WORK TO BE COMPLETED – The required output is the line with "Convert this screenshot" plus all lines that follow it to the end of the listing below, written out exactly, with no pictures.

EXTRACTED ENTRIES –
........
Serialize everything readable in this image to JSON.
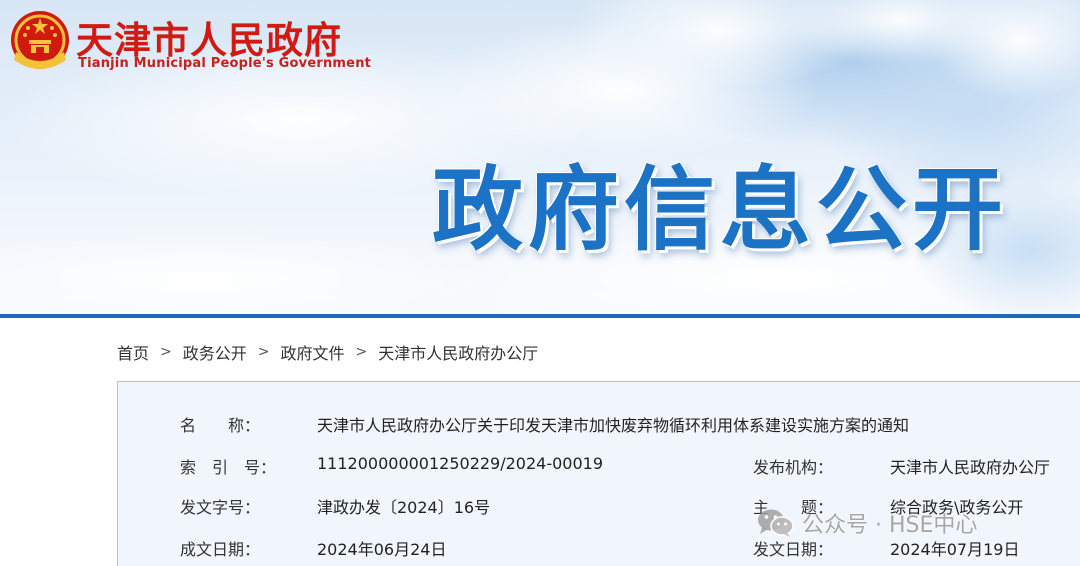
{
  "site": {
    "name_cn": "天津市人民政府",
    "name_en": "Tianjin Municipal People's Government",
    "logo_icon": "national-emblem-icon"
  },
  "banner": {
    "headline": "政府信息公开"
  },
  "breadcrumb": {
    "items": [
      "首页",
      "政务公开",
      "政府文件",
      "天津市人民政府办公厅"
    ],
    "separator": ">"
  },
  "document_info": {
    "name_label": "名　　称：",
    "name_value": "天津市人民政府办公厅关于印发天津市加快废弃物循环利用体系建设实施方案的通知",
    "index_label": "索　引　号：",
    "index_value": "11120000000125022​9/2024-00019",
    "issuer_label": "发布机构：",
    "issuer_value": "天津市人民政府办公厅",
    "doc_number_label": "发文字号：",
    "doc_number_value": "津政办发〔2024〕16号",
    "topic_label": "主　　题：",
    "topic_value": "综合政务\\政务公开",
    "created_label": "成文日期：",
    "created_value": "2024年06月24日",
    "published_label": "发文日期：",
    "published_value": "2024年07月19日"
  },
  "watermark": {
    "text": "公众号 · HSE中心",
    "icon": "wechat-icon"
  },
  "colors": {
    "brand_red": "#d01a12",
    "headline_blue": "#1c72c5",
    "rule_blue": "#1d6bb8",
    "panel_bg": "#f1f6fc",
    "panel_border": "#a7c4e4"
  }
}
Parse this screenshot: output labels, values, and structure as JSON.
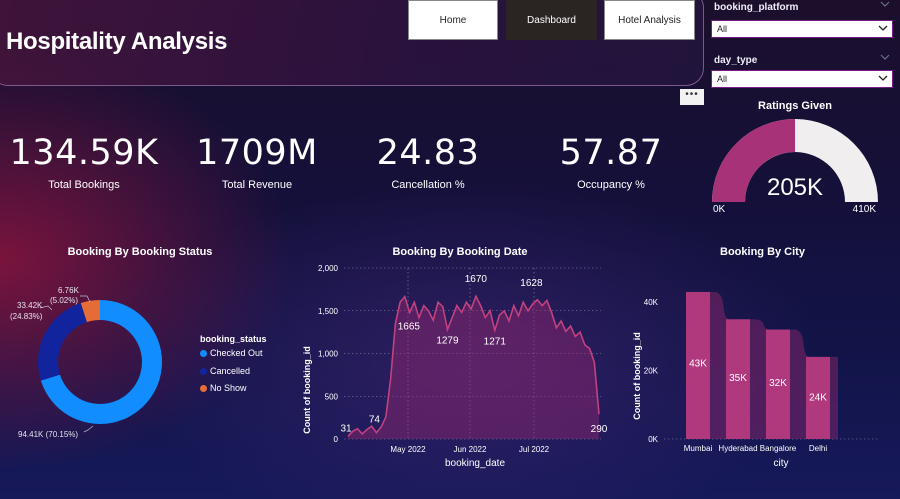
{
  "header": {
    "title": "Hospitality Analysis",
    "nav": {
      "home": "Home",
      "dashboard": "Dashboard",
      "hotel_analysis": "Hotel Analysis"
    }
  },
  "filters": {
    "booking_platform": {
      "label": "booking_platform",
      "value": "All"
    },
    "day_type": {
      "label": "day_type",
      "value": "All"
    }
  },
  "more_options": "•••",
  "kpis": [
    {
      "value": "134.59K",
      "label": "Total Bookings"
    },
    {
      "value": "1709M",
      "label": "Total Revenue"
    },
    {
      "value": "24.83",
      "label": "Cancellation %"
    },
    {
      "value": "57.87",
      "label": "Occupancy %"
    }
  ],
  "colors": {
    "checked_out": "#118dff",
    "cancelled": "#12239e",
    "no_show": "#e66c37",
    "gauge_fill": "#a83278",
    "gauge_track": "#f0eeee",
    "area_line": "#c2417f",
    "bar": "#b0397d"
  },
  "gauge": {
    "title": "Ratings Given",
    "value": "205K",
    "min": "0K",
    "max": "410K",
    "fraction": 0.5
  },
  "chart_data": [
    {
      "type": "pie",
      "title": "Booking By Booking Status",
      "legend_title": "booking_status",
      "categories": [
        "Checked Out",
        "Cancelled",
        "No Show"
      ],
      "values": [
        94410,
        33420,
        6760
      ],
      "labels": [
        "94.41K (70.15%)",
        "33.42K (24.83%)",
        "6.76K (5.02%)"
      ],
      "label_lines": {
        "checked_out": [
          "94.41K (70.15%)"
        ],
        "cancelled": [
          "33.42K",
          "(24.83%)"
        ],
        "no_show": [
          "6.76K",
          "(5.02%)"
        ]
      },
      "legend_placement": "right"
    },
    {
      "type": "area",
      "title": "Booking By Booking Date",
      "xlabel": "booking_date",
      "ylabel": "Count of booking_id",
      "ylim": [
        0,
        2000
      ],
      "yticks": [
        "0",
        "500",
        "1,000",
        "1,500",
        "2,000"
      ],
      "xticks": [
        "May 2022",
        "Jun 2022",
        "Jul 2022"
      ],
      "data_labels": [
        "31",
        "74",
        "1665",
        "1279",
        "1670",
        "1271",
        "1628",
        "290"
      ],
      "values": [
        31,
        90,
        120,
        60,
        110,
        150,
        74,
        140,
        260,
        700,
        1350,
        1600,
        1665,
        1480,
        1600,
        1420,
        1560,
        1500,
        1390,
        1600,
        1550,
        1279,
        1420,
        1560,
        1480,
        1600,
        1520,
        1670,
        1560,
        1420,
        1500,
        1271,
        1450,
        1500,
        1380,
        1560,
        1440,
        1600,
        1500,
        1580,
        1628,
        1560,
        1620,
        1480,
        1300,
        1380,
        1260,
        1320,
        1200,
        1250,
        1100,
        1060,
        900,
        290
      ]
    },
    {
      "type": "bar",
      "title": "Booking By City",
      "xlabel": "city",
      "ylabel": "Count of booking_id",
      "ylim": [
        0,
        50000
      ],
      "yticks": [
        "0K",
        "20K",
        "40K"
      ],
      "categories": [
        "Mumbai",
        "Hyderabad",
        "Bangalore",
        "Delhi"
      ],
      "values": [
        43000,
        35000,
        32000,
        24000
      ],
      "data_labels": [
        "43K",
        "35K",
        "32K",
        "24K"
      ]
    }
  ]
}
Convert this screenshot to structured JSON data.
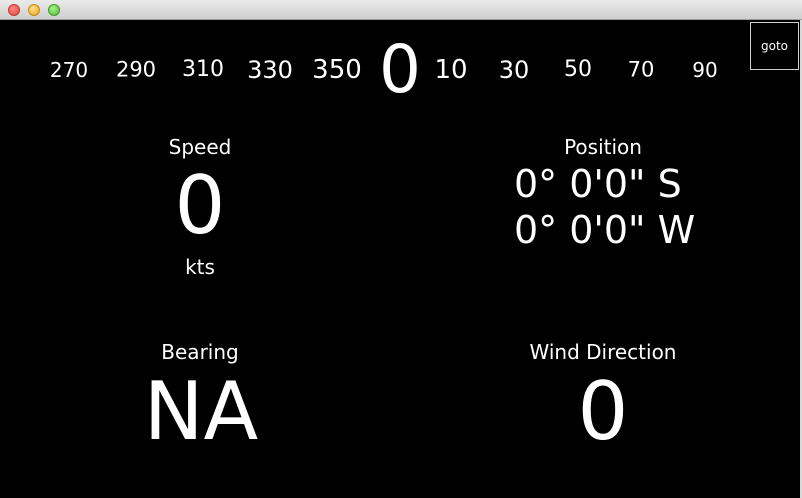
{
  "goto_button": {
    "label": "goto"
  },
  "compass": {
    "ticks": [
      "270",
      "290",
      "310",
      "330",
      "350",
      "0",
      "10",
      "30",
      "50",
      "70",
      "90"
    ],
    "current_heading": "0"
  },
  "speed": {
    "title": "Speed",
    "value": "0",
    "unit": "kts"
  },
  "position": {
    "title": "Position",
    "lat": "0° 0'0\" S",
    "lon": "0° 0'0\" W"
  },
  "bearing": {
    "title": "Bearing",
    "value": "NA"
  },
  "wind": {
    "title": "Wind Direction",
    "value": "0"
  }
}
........
SOLUTION FOR THIS PROBLEM –
Convert this screenshot to structured JSON data.
{
  "goto_button": {
    "label": "goto"
  },
  "compass": {
    "ticks": [
      "270",
      "290",
      "310",
      "330",
      "350",
      "0",
      "10",
      "30",
      "50",
      "70",
      "90"
    ],
    "current_heading": "0"
  },
  "speed": {
    "title": "Speed",
    "value": "0",
    "unit": "kts"
  },
  "position": {
    "title": "Position",
    "lat": "0° 0'0\" S",
    "lon": "0° 0'0\" W"
  },
  "bearing": {
    "title": "Bearing",
    "value": "NA"
  },
  "wind": {
    "title": "Wind Direction",
    "value": "0"
  }
}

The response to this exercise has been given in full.